With Real Madrid winger Cristiano Ronaldo confirming on his Twitter account that reports over a new deal are false, former club Manchester United are among the circling vultures.
Former Red Devils hero Ronaldo sprinkled magic on the Premier League during his six years at Old Trafford, before departing in 2009 for a world-record £80million.
His old club are known admirers, as are Russian billionaire-funded French side Monaco, who have already bought Radamel Falcao, James Rodriguez and Joao Moutinho.
With any prospective purchase likely to exceed this figure, would United be willing to spend more on a player now four years older and would have little future resale value?
The 28-year-old’s footballing credentials are beyond doubt – the Portugal captain has scored more than a goal a game during his time with Los Blancos.

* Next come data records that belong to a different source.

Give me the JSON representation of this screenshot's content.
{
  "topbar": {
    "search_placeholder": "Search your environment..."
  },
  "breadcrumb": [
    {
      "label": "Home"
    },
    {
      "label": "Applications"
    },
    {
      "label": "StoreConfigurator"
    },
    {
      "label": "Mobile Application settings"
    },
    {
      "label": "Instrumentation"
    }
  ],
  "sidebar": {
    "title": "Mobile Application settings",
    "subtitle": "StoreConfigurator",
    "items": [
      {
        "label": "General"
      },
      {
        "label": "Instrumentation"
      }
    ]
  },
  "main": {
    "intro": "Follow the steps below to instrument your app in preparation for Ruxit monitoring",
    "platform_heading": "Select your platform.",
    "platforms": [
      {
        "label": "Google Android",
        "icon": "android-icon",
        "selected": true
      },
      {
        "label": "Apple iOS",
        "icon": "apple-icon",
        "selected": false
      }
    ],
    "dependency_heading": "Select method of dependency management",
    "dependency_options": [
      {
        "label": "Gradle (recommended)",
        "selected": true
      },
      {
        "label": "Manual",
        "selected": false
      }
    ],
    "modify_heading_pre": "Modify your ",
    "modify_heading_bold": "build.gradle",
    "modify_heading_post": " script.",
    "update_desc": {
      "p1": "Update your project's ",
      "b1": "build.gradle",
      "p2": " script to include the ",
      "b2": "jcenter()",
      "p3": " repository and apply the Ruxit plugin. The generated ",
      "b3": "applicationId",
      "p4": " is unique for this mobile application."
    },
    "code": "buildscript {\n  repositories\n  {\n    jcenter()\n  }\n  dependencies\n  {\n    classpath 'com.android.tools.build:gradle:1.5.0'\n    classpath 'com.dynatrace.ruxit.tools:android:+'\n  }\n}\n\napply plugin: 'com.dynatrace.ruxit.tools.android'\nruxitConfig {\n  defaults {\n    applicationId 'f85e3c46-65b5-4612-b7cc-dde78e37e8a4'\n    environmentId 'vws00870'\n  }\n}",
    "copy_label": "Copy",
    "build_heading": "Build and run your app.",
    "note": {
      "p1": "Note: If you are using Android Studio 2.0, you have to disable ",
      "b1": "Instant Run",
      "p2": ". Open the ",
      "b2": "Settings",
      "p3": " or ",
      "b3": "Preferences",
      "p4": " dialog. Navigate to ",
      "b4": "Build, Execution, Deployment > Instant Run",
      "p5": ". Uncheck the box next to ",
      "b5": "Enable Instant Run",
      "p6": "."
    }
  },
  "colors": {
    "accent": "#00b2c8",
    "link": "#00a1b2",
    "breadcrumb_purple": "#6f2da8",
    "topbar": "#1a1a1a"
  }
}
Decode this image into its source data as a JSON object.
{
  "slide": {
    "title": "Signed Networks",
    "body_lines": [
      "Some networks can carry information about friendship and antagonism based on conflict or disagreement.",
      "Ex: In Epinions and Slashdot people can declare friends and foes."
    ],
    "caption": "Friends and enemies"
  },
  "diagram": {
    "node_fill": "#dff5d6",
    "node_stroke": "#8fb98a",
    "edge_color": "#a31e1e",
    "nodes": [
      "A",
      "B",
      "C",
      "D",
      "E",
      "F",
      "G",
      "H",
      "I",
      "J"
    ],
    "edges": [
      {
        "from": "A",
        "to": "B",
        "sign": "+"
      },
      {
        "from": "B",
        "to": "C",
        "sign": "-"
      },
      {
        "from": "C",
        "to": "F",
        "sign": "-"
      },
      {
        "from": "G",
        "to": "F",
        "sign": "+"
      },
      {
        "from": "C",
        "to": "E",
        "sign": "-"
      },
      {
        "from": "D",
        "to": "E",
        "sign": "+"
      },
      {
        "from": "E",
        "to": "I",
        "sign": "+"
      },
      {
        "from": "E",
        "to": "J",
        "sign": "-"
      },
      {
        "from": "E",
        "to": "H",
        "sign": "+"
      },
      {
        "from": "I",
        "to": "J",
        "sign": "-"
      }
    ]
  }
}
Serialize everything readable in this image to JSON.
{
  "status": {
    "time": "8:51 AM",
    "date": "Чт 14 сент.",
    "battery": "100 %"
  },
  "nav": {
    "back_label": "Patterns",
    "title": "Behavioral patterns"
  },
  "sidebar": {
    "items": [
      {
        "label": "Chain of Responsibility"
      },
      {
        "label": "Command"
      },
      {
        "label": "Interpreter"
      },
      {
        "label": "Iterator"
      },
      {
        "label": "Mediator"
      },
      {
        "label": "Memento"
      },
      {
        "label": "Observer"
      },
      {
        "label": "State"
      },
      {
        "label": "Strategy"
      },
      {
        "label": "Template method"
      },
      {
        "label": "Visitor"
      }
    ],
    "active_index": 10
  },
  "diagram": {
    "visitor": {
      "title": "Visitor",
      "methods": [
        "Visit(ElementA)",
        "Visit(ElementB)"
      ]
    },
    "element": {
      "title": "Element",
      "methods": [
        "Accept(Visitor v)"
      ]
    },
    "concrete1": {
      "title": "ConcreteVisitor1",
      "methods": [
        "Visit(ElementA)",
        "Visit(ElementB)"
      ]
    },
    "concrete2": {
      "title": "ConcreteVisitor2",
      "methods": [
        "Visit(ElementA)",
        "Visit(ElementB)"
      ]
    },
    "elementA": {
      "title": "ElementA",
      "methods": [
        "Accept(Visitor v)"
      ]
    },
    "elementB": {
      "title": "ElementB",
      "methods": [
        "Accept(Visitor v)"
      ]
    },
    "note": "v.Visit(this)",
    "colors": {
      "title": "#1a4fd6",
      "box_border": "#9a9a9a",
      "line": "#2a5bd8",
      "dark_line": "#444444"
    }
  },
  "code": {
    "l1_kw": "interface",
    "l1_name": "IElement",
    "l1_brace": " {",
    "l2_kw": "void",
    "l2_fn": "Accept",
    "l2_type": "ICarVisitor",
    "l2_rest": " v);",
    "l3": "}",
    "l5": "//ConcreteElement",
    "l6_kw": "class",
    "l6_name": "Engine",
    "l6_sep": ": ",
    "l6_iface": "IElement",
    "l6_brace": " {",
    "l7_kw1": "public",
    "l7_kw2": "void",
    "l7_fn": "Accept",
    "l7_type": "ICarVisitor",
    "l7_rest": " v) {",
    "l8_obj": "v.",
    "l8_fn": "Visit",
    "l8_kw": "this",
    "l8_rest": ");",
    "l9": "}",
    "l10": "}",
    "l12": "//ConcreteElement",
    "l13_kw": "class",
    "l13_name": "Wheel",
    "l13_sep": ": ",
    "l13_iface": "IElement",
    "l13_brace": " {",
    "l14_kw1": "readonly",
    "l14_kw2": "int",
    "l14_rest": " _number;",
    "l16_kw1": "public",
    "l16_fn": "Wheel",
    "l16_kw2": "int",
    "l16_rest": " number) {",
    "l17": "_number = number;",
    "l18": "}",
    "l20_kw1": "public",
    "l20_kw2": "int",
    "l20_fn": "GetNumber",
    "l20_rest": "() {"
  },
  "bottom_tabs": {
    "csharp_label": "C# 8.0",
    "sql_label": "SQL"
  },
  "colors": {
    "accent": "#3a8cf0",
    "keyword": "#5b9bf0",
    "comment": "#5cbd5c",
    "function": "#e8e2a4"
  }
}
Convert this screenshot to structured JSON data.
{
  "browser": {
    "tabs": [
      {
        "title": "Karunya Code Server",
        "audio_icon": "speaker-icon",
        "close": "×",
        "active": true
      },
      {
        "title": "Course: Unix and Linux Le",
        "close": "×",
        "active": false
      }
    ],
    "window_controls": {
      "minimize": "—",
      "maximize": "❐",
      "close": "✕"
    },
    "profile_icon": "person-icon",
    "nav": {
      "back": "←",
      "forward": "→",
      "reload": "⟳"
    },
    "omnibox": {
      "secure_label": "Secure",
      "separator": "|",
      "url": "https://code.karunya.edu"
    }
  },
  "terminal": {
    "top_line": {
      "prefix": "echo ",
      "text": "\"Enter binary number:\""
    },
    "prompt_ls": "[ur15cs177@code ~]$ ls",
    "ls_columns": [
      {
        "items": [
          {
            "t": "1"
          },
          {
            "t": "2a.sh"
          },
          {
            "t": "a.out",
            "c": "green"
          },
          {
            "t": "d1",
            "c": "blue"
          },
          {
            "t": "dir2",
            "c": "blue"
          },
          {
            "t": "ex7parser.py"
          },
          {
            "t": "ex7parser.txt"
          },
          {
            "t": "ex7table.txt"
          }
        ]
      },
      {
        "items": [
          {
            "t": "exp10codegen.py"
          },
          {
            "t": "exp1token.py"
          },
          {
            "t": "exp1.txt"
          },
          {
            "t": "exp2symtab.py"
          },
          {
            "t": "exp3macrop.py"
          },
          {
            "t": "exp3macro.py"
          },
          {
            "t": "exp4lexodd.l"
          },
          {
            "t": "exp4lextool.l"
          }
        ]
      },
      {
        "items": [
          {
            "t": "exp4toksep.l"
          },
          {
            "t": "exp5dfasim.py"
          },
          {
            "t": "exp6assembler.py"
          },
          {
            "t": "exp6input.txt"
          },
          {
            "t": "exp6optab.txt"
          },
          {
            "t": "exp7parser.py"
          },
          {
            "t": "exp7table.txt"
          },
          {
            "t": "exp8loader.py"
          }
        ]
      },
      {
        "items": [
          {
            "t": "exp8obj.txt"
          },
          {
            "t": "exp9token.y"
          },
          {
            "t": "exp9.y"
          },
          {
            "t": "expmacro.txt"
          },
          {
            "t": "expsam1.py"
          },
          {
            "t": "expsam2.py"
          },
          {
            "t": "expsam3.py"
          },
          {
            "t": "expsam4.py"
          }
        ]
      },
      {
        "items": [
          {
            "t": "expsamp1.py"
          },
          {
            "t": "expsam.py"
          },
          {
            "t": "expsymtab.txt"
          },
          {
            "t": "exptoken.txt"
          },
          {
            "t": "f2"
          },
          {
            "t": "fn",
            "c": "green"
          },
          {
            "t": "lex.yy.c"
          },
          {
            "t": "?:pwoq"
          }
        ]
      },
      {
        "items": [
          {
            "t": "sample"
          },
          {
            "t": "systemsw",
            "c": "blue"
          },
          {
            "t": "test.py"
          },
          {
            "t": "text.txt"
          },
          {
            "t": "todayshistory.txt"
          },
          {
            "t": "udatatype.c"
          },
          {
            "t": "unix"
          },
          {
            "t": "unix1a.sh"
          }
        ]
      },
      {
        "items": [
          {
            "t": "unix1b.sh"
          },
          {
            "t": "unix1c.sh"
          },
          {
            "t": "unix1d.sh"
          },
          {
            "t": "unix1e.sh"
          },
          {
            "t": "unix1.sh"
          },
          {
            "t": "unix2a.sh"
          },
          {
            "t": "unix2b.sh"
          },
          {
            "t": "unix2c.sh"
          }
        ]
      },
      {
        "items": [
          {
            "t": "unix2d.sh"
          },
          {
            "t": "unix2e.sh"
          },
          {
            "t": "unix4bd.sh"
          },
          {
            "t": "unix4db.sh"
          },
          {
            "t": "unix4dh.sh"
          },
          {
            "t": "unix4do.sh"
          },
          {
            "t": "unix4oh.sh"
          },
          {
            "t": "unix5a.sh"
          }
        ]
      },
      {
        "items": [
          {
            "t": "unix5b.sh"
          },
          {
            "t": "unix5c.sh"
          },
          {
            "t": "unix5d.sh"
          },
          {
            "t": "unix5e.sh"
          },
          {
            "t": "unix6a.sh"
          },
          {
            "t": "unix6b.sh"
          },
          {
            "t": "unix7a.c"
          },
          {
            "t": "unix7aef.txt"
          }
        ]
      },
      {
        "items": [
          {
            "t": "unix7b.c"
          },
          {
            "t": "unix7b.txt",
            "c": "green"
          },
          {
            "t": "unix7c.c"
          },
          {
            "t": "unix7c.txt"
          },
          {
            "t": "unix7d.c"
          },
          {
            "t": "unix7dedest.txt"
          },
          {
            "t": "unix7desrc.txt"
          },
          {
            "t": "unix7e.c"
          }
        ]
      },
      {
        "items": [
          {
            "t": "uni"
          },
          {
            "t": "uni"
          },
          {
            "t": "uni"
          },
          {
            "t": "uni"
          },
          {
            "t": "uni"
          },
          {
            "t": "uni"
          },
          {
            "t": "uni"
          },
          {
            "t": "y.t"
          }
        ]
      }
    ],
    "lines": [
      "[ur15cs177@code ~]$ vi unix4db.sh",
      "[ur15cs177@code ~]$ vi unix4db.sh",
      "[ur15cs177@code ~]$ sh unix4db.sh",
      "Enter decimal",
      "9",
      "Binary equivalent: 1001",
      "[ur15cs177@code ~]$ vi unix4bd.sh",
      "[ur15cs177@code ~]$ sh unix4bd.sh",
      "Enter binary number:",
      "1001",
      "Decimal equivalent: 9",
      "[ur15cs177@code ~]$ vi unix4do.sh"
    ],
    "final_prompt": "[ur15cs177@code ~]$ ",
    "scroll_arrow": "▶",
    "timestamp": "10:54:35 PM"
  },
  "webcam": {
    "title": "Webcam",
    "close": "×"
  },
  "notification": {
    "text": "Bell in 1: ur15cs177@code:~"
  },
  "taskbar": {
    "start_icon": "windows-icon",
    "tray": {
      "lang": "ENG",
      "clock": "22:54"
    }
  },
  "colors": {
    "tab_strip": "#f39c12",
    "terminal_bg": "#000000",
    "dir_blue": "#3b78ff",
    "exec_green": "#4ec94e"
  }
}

He is second only to Barcelona star Lionel Messi as the world’s best player and has arguably been so for the past four years.
Although another Champions League title has so far evaded him at the Bernabeu, his time has been successful, winning the Copa Del Rey, Supercopa de Espana and La Liga.
A great deal of United fans would no doubt salivate at the prospect at seeing him in an attack alongside Robin van Persie and Wayne Rooney, should he stay.
It would go against club policy – long instilled by the departed Sir Alex Ferguson – of paying big fees for aging players, but this was the case with Van Persie and that worked out well.
The signing would also immediately give new United boss David Moyes a boost and prove the club are determined to make a smooth transition in a post-Fergie era.
From a pure footballing prospective, it is a no-brainer, but modern day football finances often complicate matters and this scenario is no exception.
Last month, the Old Trafford club announced a new loan deal that should save them around £10million annually, despite last year paying about £50million in interest.
Malcolm Glazer’s takeover in 2005 sparked anger and disgust among some sections of the Stretford End faithful as the club was plunged into more than £800million worth of debt.
Despite the biggest debt in football history, the club has remained competitive and won five out of their last seven Premier League campaigns.
Key to that though has been United’s relentless quest for sponsorship deals to fund the interest payments needed to pay back such an astronomical figure.
Just this week, the club signed a four-year deal with Mexican bank INVEX to make United-branded credit cards, adding to their portfolio of more than 30 different sponsors worldwide.
The range and diversity of worldwide contributors to United’s commercial income is staggering – everything from snack partners to telecommunications and even a noodles partner for the Far East.
This all helps pay towards reducing the £307million still owed to lenders – something that will continue to eat into the Red Devils’ transfer kitty for the foreseeable future.
But the club’s TV revenue from the latest Premier League campaign eclipsed £60million and supplements a new eight-year £160million deal with Aon to sponsor their training ground at Carrington.
For sponsorship revenue, United are in a league of their own which makes a case for re-signing Ronaldo even more compelling, especially given the financial incentives that come with him.
The brand that comes with signing a marquee player brings undoubted commercial and financial benefits as Madrid discovered by earning back Ronaldo’s transfer fee within a year through shirt sales.
The case was the same with David Beckham’s £25million fee in 2003, which means United and Ronaldo’s sponsors Nike would be eager to cash in on any proposed transfer.
It would also give the American giants some pleasure to take him away from Real, who of course have arch-rivals Adidas as their kit suppliers.
Despite bearing one of the largest debts in football history, United have coped and could afford to re-sign the Madeira-born star – if they really wanted to.
Or maybe Tottenham Hostpur’s Gareth Bale would fit the bill better, both on the pitch and the balance sheet.
Only time will tell.
Picture courtesy of Gordon Flood, via WikiCommons, with thanks.